“His body is wired to deal with pain a lot differently than you or I,” Brian Underwood said of his son, who is currently enrolled in a clinical trial at the University of Minnesota and whose family can spend more than $1,000 a month on the oil Reid takes as part of his treatment. The family has tried to limit his intake of pharmaceutical drugs not the least for side effects — including itching and constipation — that can aggravate Reid’s condition.
But if intractable pain were to make the list, Reid would need a cannabidiol with a higher percentage of THC. Supporters of SB 16, he said, “don’t know what they’re talking about with THC. They have no basis to reduce it.”
Public health officials earlier this month reported that more than 1,300 patients have qualified for Georgia’s medical marijuana registry, with nearly 300 doctors actively monitoring their use of the cannabis oil that is allowed here.
The state does not track the specific THC percentage or the specific strain of oil used by each patient, so there is no telling how many would be affected by the proposed drop in allowable levels.

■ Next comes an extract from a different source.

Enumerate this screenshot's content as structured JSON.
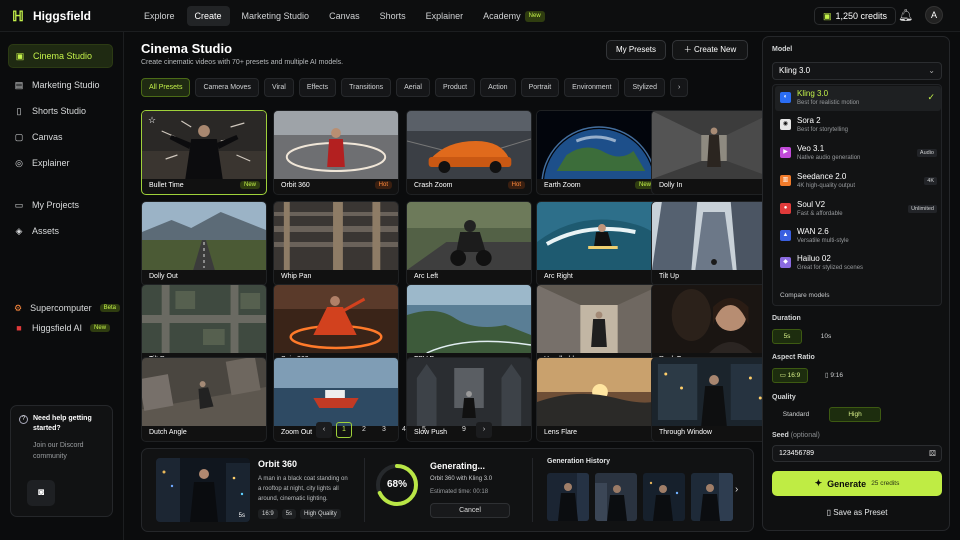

What state officials do know is that a vast majority — 68 percent — of patients use the oil for either seizures or because of cancer.

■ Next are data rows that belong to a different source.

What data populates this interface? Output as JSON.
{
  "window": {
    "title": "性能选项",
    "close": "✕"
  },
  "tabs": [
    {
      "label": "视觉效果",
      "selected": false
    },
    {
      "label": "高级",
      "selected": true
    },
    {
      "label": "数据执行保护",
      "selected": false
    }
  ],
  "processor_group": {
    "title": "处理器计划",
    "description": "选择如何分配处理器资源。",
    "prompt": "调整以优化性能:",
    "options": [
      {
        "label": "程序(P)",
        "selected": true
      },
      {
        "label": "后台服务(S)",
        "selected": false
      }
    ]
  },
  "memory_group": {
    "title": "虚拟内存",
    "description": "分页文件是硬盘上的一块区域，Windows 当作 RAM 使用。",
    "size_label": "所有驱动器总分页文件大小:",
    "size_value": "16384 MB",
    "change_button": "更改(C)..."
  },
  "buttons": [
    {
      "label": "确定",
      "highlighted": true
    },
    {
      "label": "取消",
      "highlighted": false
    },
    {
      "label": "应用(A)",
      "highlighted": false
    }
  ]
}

The addition of conditions to the eligibility list seems likely to sway those numbers, although the medical community itself remains unsure about the best path forward.
The Georgia chapter of the American Academy of Pediatrics opposes the addition of autism to the list, for example, because “there’s no science to suggest it’s an efficacious treatment for children with autism,” said the chapter’s executive director, Rick Ward.
Ward has heard what can often be powerful and emotional testimony from parents and patients at the Capitol. But his members worry science has lagged behind those anecdotal stories.
A big sticking point for both policymakers and law enforcement officials in Georgia is the federal classification of marijuana as a Schedule I drug, the most dangerous class of drugs with a high potential for abuse and addiction, and no accepted medical uses, according to the U.S. Food and Drug Administration. Federal officials declined in August to change that classification, a decision that stunned advocates, including those in Georgia who said it would hurt families trying to get those forms of medical marijuana legally allowed in various states.
Many Georgia officials, including Gov. Nathan Deal, have said that the federal classification needs to change before the state’s law can be expanded.
“The FDA didn’t do us any favors last summer by keeping it on Schedule I,” Ward said, noting that the academy had argued for marijuana to be reclassified as a Schedule II drug, a designation that would allow more freedom for sanctioned use of the drug in medical research studies. “We just support these things being studied.”
He points to studies of cannabidiol’s effect on intractable epilepsy that have included ongoing clinical trials in Georgia. Early results of those studies are trending positively, and Ward said that is the type of result that would make his members more comfortable with the oil’s use on other conditions.
The chapter has taken no position on the THC percentage issue, Ward said.